Practicing medicine is one of the most prestigious positions in any society. However, medical training is largely devoid of any social, political or economic context. It makes sense; people go to medical school to study medicine, not development. However, the two might be more intertwined than the average med student realizes.
The modern world is made so much smaller by innovations in transportation and communication that practicing medicine can hardly be considered a local phenomenon anymore.
The greatest evidence of this was the recent outbreak of Ebola in West Africa, which was treated as a local phenomenon until it wasn’t. In the future, outbreaks of highly infectious disease might be more effectively curtailed by a more globally-minded body of medical professionals.
Billions of flight passengers each year means that apparently localized infectious diseases have the potential to spread more than ever before. The average medical student, not just virologists and infectious disease experts, should be equipped to deal with the impact of epidemics in a highly connected world.
Furthermore, the migration of individuals means that doctors no longer deal only with the epidemiology of their particular locale, but the locale of their patient’s place of origin.
Cancers and infectious diseases affect different local populations in different ways, but migration is so common these days that doctors face an increasingly wider range of idiosyncrasies in treating their patients.
The poor, anywhere in the world, suffer from a greater disease burden, so enhancing knowledge of poverty-related health issues would improve the practice of any medical professional.
Another way in which an awareness of the developing world might improve a doctor’s practice might be actual technical and experiential innovations that come out of poorer areas.
In developing countries, doctors must operate with a much narrower range of resources, and are thus forced to create cost-cutting measures or innovations from which doctors in wealthier countries could benefit greatly.
In India, for example, healthcare professionals developed an inexpensive and portable ECG machine to meet the demand of rural patients.
In Mozambique, limited human resources have led to training programs for skilled healthcare professionals which teach them how to perform routine surgeries.
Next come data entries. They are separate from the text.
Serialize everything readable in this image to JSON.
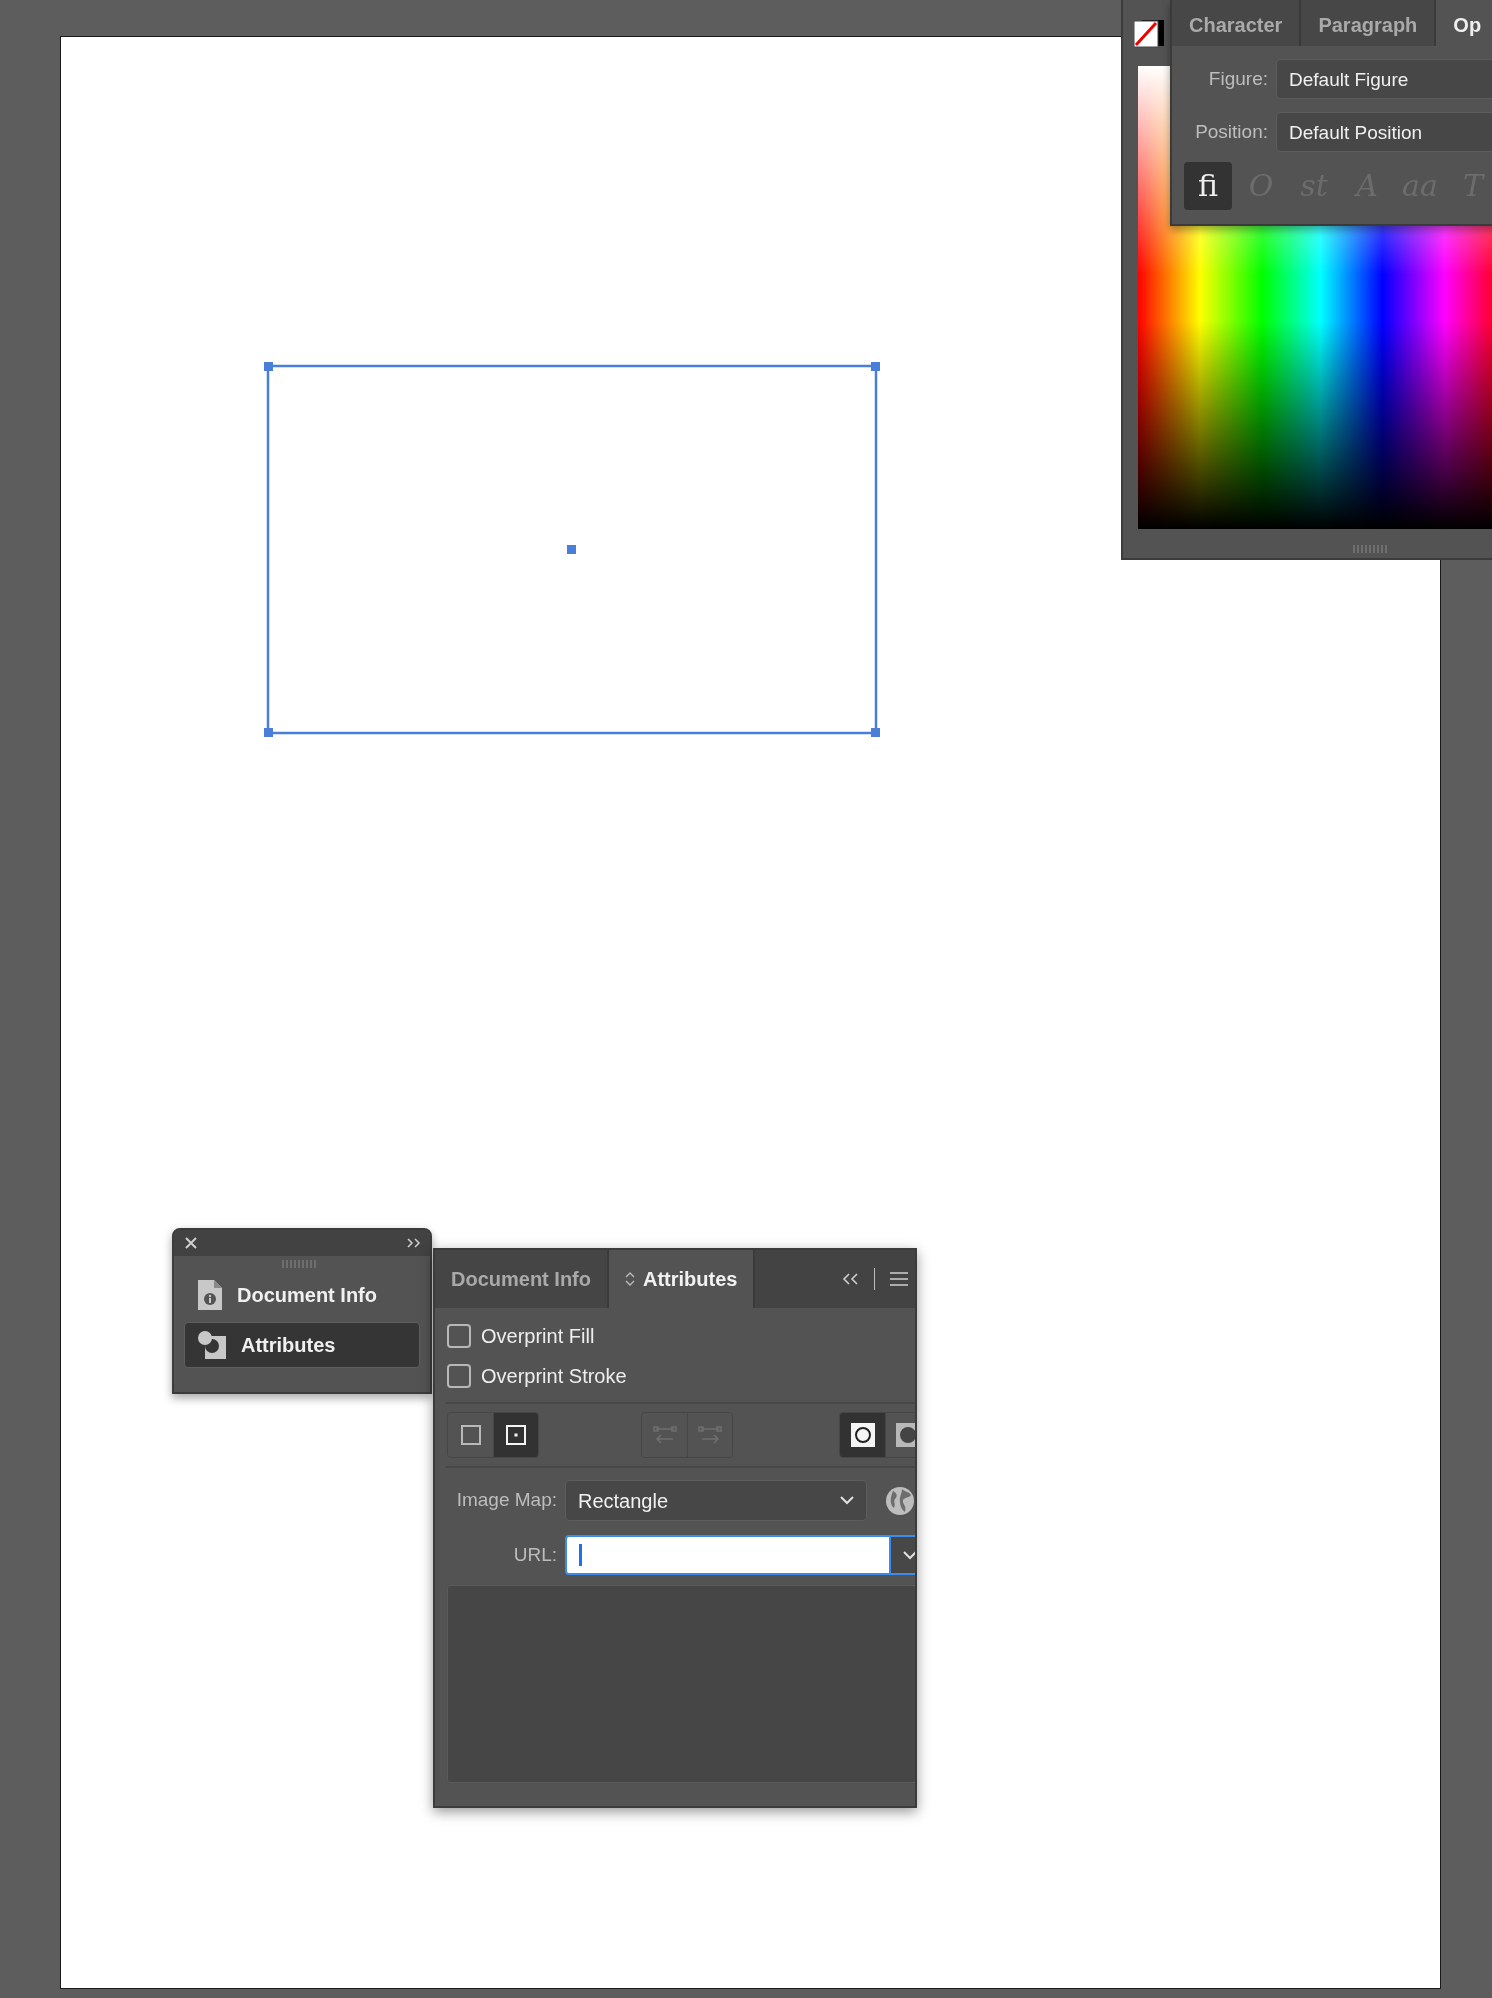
{
  "opentype_panel": {
    "tabs": [
      {
        "label": "Character",
        "selected": false
      },
      {
        "label": "Paragraph",
        "selected": false
      },
      {
        "label": "Op",
        "selected": true
      }
    ],
    "fields": [
      {
        "label": "Figure:",
        "value": "Default Figure"
      },
      {
        "label": "Position:",
        "value": "Default Position"
      }
    ],
    "feature_buttons": [
      {
        "glyph": "ﬁ",
        "selected": true,
        "disabled": false
      },
      {
        "glyph": "O",
        "selected": false,
        "disabled": true
      },
      {
        "glyph": "st",
        "selected": false,
        "disabled": true
      },
      {
        "glyph": "A",
        "selected": false,
        "disabled": true
      },
      {
        "glyph": "aa",
        "selected": false,
        "disabled": true
      },
      {
        "glyph": "T",
        "selected": false,
        "disabled": true
      }
    ]
  },
  "dock": {
    "items": [
      {
        "label": "Document Info",
        "selected": false
      },
      {
        "label": "Attributes",
        "selected": true
      }
    ]
  },
  "attributes_panel": {
    "tabs": [
      {
        "label": "Document Info",
        "selected": false
      },
      {
        "label": "Attributes",
        "selected": true
      }
    ],
    "checkboxes": [
      {
        "label": "Overprint Fill",
        "checked": false
      },
      {
        "label": "Overprint Stroke",
        "checked": false
      }
    ],
    "toggle_groups": [
      {
        "disabled": false,
        "buttons": [
          {
            "selected": false
          },
          {
            "selected": true
          }
        ]
      },
      {
        "disabled": true,
        "buttons": [
          {
            "selected": false
          },
          {
            "selected": false
          }
        ]
      },
      {
        "disabled": false,
        "buttons": [
          {
            "selected": true
          },
          {
            "selected": false
          }
        ]
      }
    ],
    "image_map": {
      "label": "Image Map:",
      "value": "Rectangle"
    },
    "url": {
      "label": "URL:",
      "focused": true
    }
  }
}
The cost of training these surgeons is far less than traditional doctors, and the surgical outcomes are equivalent.
The western world is increasingly recognizing the potential of healthcare innovations in poorer countries. It was for this reason that Western University in Canada held a “reverse innovation” competition in which medical advances in developing countries were applied to the context of the Canadian health system.
Canada has a somewhat overburdened and sluggish healthcare system, and the competition was designed to show how wealthy countries might apply more efficient medical practices from supposedly less advanced systems in places like India and Mozambique.
Educating medical students in a broader cultural context would make for a more flexible, aware and adaptive body of medical professionals. Medicine is no longer a local phenomenon; just as economies, cultures, and global governance have become intertwined in a shrinking world, so, too, have medical practices.
Injecting global health into the medical curriculum encourages students to think about how their practice might be improved by low-income locales and vice-versa.
– Derek Marion